Mankind is weak. The world is ugly. The only way to save them from each other is to destroy them both. So says Zastrozzi, master criminal of all Europe, the self-professed “clear, sane voice of negative spirituality.” Cue the thunder and stage smoke, the bass piano chords and blood-red lighting!
Brilliant swordsman, nihilist philosopher, seducer, revenger, atheist—Zastrozzi moves through Europe like the plague, obsessively pursuing his mother’s murderer, the effete Italian artist Verezzi, intent on making all men “answerable” for their crimes and sins. Zastrozzi, the greatest criminal and sinner of them all.
Full of ironic pseudo-philosophical wit and stylized period violence, this 1977 play from Toronto’s George F. Walker remains one of the strangest and most exciting in the Canadian repertoire. Think Oscar Wilde meets Quentin Tarantino, with sword-fighting. The movie would star Johnny Depp, aged by about ten years.
Every role is exceptional: the fantastic title character and his prey, Verezzi, a ridiculously demented religious fanatic; Zastrozzi’s thuggish hitman Bernardo; ex-priest Victor, Verezzi’s protector; and the two women, raven-haired S&M seductress Matilda and her opposite, the ingenuous blond virgin Julia.

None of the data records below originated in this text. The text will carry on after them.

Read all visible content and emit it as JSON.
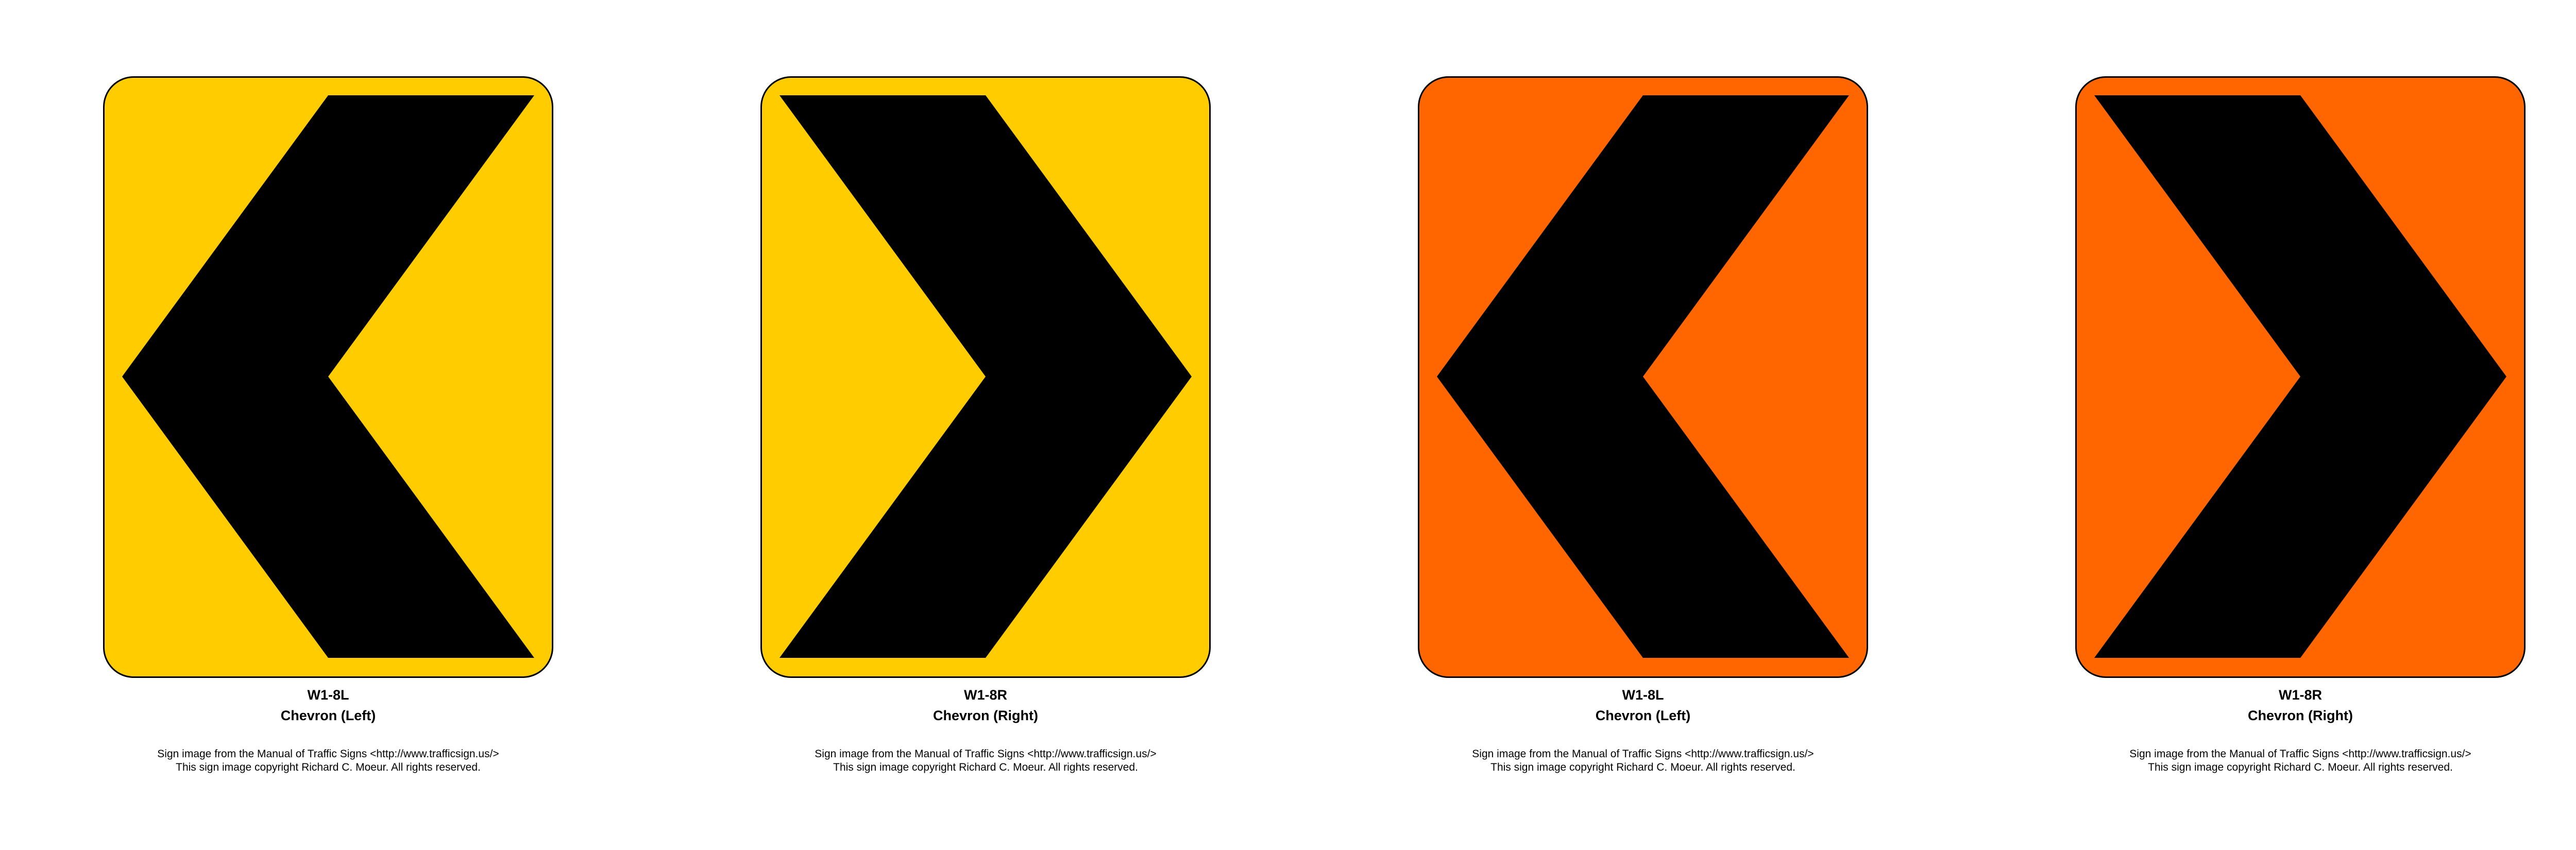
{
  "signs": [
    {
      "code": "W1-8L",
      "name": "Chevron (Left)",
      "direction": "left",
      "background_color": "#FFCC00",
      "symbol_color": "#000000",
      "credit_line1": "Sign image from the Manual of Traffic Signs <http://www.trafficsign.us/>",
      "credit_line2": "This sign image copyright Richard C. Moeur. All rights reserved."
    },
    {
      "code": "W1-8R",
      "name": "Chevron (Right)",
      "direction": "right",
      "background_color": "#FFCC00",
      "symbol_color": "#000000",
      "credit_line1": "Sign image from the Manual of Traffic Signs <http://www.trafficsign.us/>",
      "credit_line2": "This sign image copyright Richard C. Moeur. All rights reserved."
    },
    {
      "code": "W1-8L",
      "name": "Chevron (Left)",
      "direction": "left",
      "background_color": "#FF6600",
      "symbol_color": "#000000",
      "credit_line1": "Sign image from the Manual of Traffic Signs <http://www.trafficsign.us/>",
      "credit_line2": "This sign image copyright Richard C. Moeur. All rights reserved."
    },
    {
      "code": "W1-8R",
      "name": "Chevron (Right)",
      "direction": "right",
      "background_color": "#FF6600",
      "symbol_color": "#000000",
      "credit_line1": "Sign image from the Manual of Traffic Signs <http://www.trafficsign.us/>",
      "credit_line2": "This sign image copyright Richard C. Moeur. All rights reserved."
    }
  ]
}
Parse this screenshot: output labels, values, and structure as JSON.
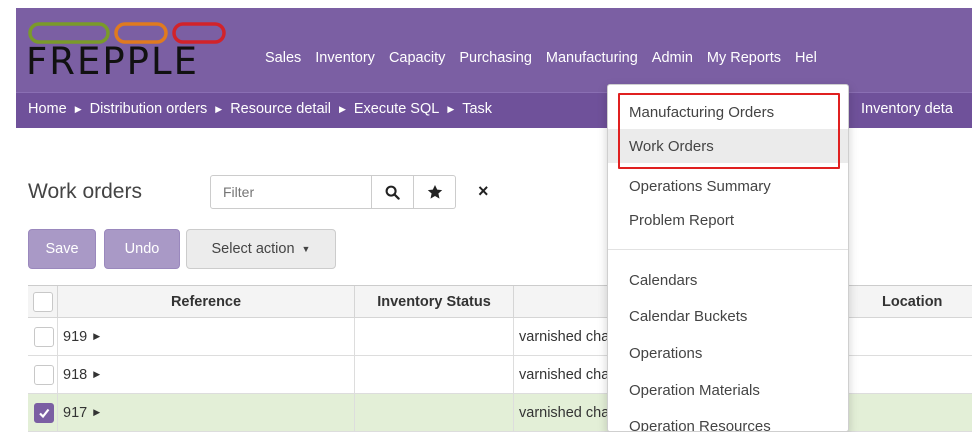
{
  "brand": {
    "logo_text": "FREPPLE",
    "ring_colors": [
      "#7a9a2a",
      "#e07a1f",
      "#d2232a"
    ]
  },
  "main_nav": [
    "Sales",
    "Inventory",
    "Capacity",
    "Purchasing",
    "Manufacturing",
    "Admin",
    "My Reports",
    "Hel"
  ],
  "breadcrumbs": [
    "Home",
    "Distribution orders",
    "Resource detail",
    "Execute SQL",
    "Task"
  ],
  "breadcrumb_tail": "Inventory deta",
  "page": {
    "title": "Work orders",
    "filter_placeholder": "Filter",
    "clear_icon": "×"
  },
  "buttons": {
    "save": "Save",
    "undo": "Undo",
    "select_action": "Select action"
  },
  "grid": {
    "columns": [
      "Reference",
      "Inventory Status",
      "I",
      "Location"
    ],
    "rows": [
      {
        "reference": "919",
        "inventory_status": "",
        "item": "varnished cha",
        "checked": false
      },
      {
        "reference": "918",
        "inventory_status": "",
        "item": "varnished cha",
        "checked": false
      },
      {
        "reference": "917",
        "inventory_status": "",
        "item": "varnished cha",
        "checked": true
      }
    ]
  },
  "manufacturing_menu": {
    "group1": [
      "Manufacturing Orders",
      "Work Orders",
      "Operations Summary",
      "Problem Report"
    ],
    "group2": [
      "Calendars",
      "Calendar Buckets",
      "Operations",
      "Operation Materials",
      "Operation Resources"
    ],
    "highlight_color": "#e02020"
  },
  "colors": {
    "header": "#7b5fa3",
    "breadcrumb_bar": "#6f519a",
    "button_primary": "#a999c6",
    "selected_row": "#e3efd7"
  }
}
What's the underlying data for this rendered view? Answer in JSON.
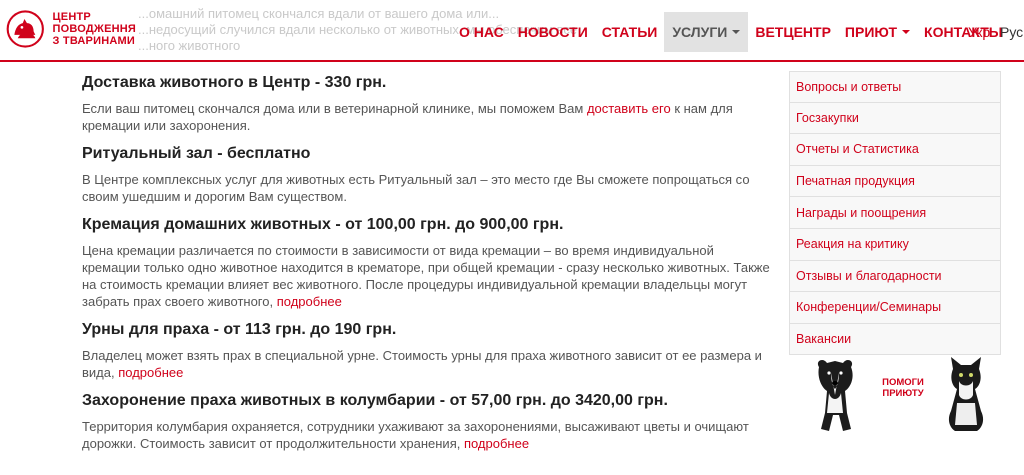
{
  "header": {
    "ghost_lines": [
      "...омашний питомец скончался вдали от вашего дома или...",
      "...недосущий случился вдали несколько от животных, мы обеспечим все",
      "...ного животного"
    ],
    "logo": {
      "line1": "ЦЕНТР",
      "line2": "ПОВОДЖЕННЯ",
      "line3": "З ТВАРИНАМИ"
    },
    "nav": [
      {
        "label": "О НАС"
      },
      {
        "label": "НОВОСТИ"
      },
      {
        "label": "СТАТЬИ"
      },
      {
        "label": "УСЛУГИ",
        "active": true
      },
      {
        "label": "ВЕТЦЕНТР"
      },
      {
        "label": "ПРИЮТ"
      },
      {
        "label": "КОНТАКТЫ"
      }
    ],
    "lang_ukr": "Укр",
    "lang_rus": "Рус"
  },
  "main": {
    "s1": {
      "title": "Доставка животного в Центр - 330 грн.",
      "text_before": "Если ваш питомец скончался дома или в ветеринарной клинике, мы поможем Вам ",
      "link": "доставить его",
      "text_after": " к нам для кремации или захоронения."
    },
    "s2": {
      "title": "Ритуальный зал - бесплатно",
      "text": "В Центре комплексных услуг для животных есть Ритуальный зал – это место где Вы сможете попрощаться со своим ушедшим и дорогим Вам существом."
    },
    "s3": {
      "title": "Кремация домашних животных - от 100,00 грн. до 900,00 грн.",
      "text": "Цена кремации различается по стоимости в зависимости от вида кремации – во время индивидуальной кремации только одно животное находится в крематоре, при общей кремации - сразу несколько животных. Также на стоимость кремации влияет вес животного. После процедуры индивидуальной кремации владельцы могут забрать прах своего животного, ",
      "link": "подробнее"
    },
    "s4": {
      "title": "Урны для праха - от 113 грн. до 190 грн.",
      "text": "Владелец может взять прах в специальной урне. Стоимость урны для праха животного зависит от ее размера и вида, ",
      "link": "подробнее"
    },
    "s5": {
      "title": "Захоронение праха животных в колумбарии - от 57,00 грн. до 3420,00 грн.",
      "text": "Территория колумбария охраняется, сотрудники ухаживают за захоронениями, высаживают цветы и очищают дорожки. Стоимость зависит от продолжительности хранения, ",
      "link": "подробнее"
    }
  },
  "sidebar": {
    "items": [
      {
        "label": "Вопросы и ответы"
      },
      {
        "label": "Госзакупки"
      },
      {
        "label": "Отчеты и Статистика"
      },
      {
        "label": "Печатная продукция"
      },
      {
        "label": "Награды и поощрения"
      },
      {
        "label": "Реакция на критику"
      },
      {
        "label": "Отзывы и благодарности"
      },
      {
        "label": "Конференции/Семинары"
      },
      {
        "label": "Вакансии"
      }
    ],
    "banner": {
      "line1": "ПОМОГИ",
      "line2": "ПРИЮТУ"
    }
  },
  "colors": {
    "accent": "#d0021b",
    "text": "#555555",
    "heading": "#222222",
    "nav_active_bg": "#e2e2e2"
  }
}
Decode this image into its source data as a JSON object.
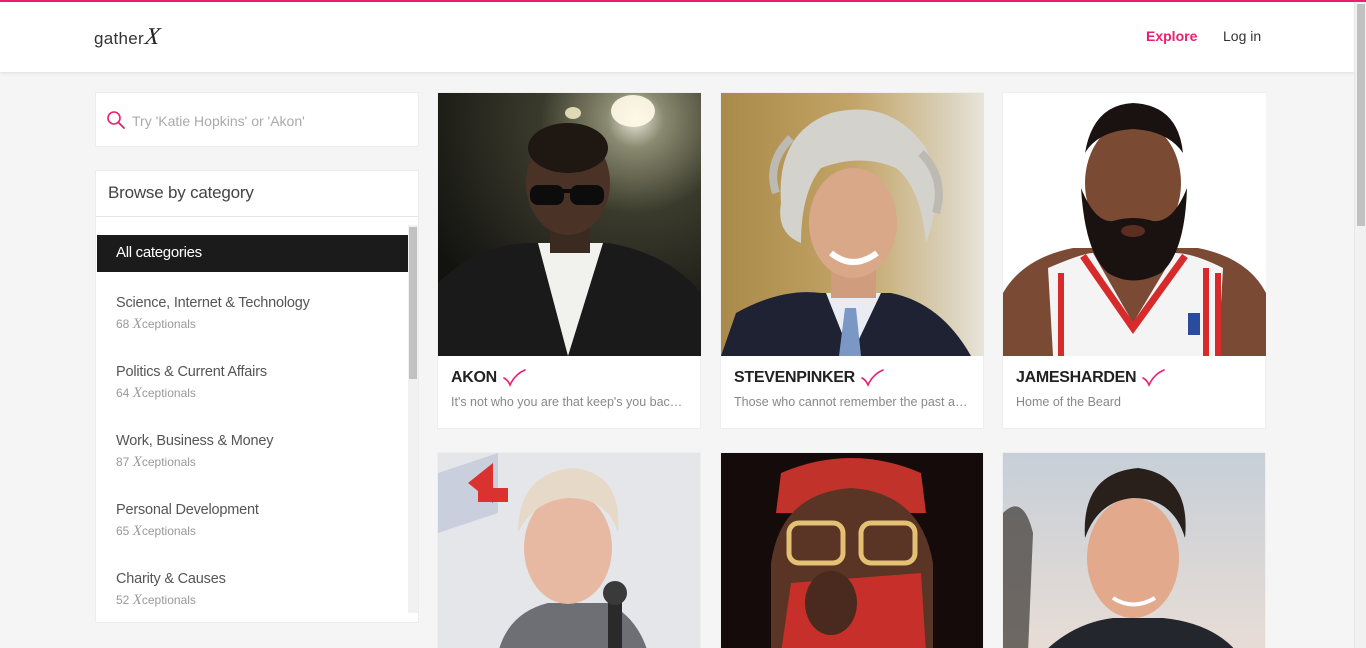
{
  "header": {
    "logo_text": "gather",
    "logo_mark": "X",
    "nav": {
      "explore": "Explore",
      "login": "Log in"
    }
  },
  "colors": {
    "accent": "#ec1e6f",
    "active_category_bg": "#1b1b1b"
  },
  "search": {
    "placeholder": "Try 'Katie Hopkins' or 'Akon'",
    "value": "",
    "icon": "search-icon"
  },
  "categories": {
    "title": "Browse by category",
    "active": "All categories",
    "count_mark": "X",
    "count_suffix": "ceptionals",
    "items": [
      {
        "name": "Science, Internet & Technology",
        "count": "68"
      },
      {
        "name": "Politics & Current Affairs",
        "count": "64"
      },
      {
        "name": "Work, Business & Money",
        "count": "87"
      },
      {
        "name": "Personal Development",
        "count": "65"
      },
      {
        "name": "Charity & Causes",
        "count": "52"
      }
    ]
  },
  "cards": [
    {
      "name": "AKON",
      "bio": "It's not who you are that keep's you back, it's who you think you're not.",
      "verified_icon": "check-icon"
    },
    {
      "name": "STEVENPINKER",
      "bio": "Those who cannot remember the past are condemned to repeat it.",
      "verified_icon": "check-icon"
    },
    {
      "name": "JAMESHARDEN",
      "bio": "Home of the Beard",
      "verified_icon": "check-icon"
    }
  ]
}
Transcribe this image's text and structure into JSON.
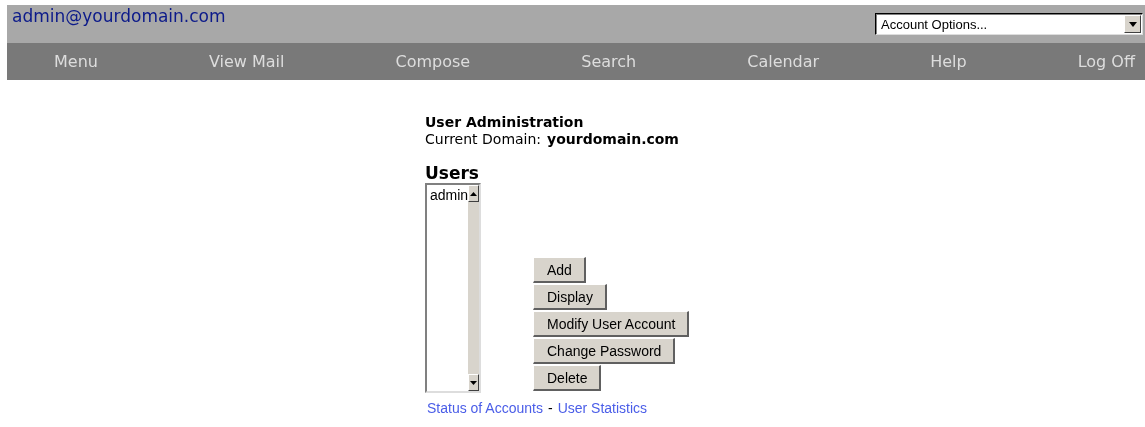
{
  "header": {
    "account": "admin@yourdomain.com",
    "options_dropdown": {
      "value": "Account Options..."
    }
  },
  "nav": [
    "Menu",
    "View Mail",
    "Compose",
    "Search",
    "Calendar",
    "Help",
    "Log Off"
  ],
  "panel": {
    "title": "User Administration",
    "domain_label": "Current Domain:",
    "domain": "yourdomain.com",
    "users_heading": "Users",
    "users": [
      "admin"
    ],
    "buttons": [
      "Add",
      "Display",
      "Modify User Account",
      "Change Password",
      "Delete"
    ],
    "links": [
      "Status of Accounts",
      "User Statistics"
    ],
    "link_separator": "-"
  }
}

Enlightenment Theatre, a new young Vancouver company, has a good go at this rich baroque material with its tricky style and tone. Is it comedy or a semi-serious study of morality and revenge or, as Walker indicates, a melodrama? And if it’s set in 1893 as Zastrozzi says, why does Walker have everyone carry swords as if it’s 1593? Under Emilio Salituro’s direction the cast and production team score more hits than misses.
Marco Soriano, with his shaven head and dark, intense eyes, makes a very good Zastrozzi. The cocksure master criminal is so tormented by nightmares and preoccupied by revenge that he’s no longer even interested in violent lovemaking and whipping games with Matilda. Soriano captures both the arrogance and the anxiety, even if he sometimes lacks the weight of Europe’s most dangerous man.
Jon Lachlan Stewart makes Verezzi hilarious with his ludicrous sense of saintliness and puppy-like adoration of the two women. Kendahl Diebold’s wide-eyed innocent Julia is exceptional. Pay special attention to the scene where she’s seduced by Zastrozzi without his ever touching her. Colby Wilson’s beefy Bernardo and David Benedict Brown’s scheming Victor hold their own. Briana Rayner looks great in black leather but often fails to project Matilda’s power and seductiveness, and her lines.
Opening night adrenalin, methinks, had all the actors rushing their dialogue and jumping their cues. Fortunately, they stayed in control of Nick Harrison’s excellent fight choreography in the knifings, stranglings, and slashing sabers that leave the stage littered with corpses at the end. A good dark vengeful bloody time is had by all.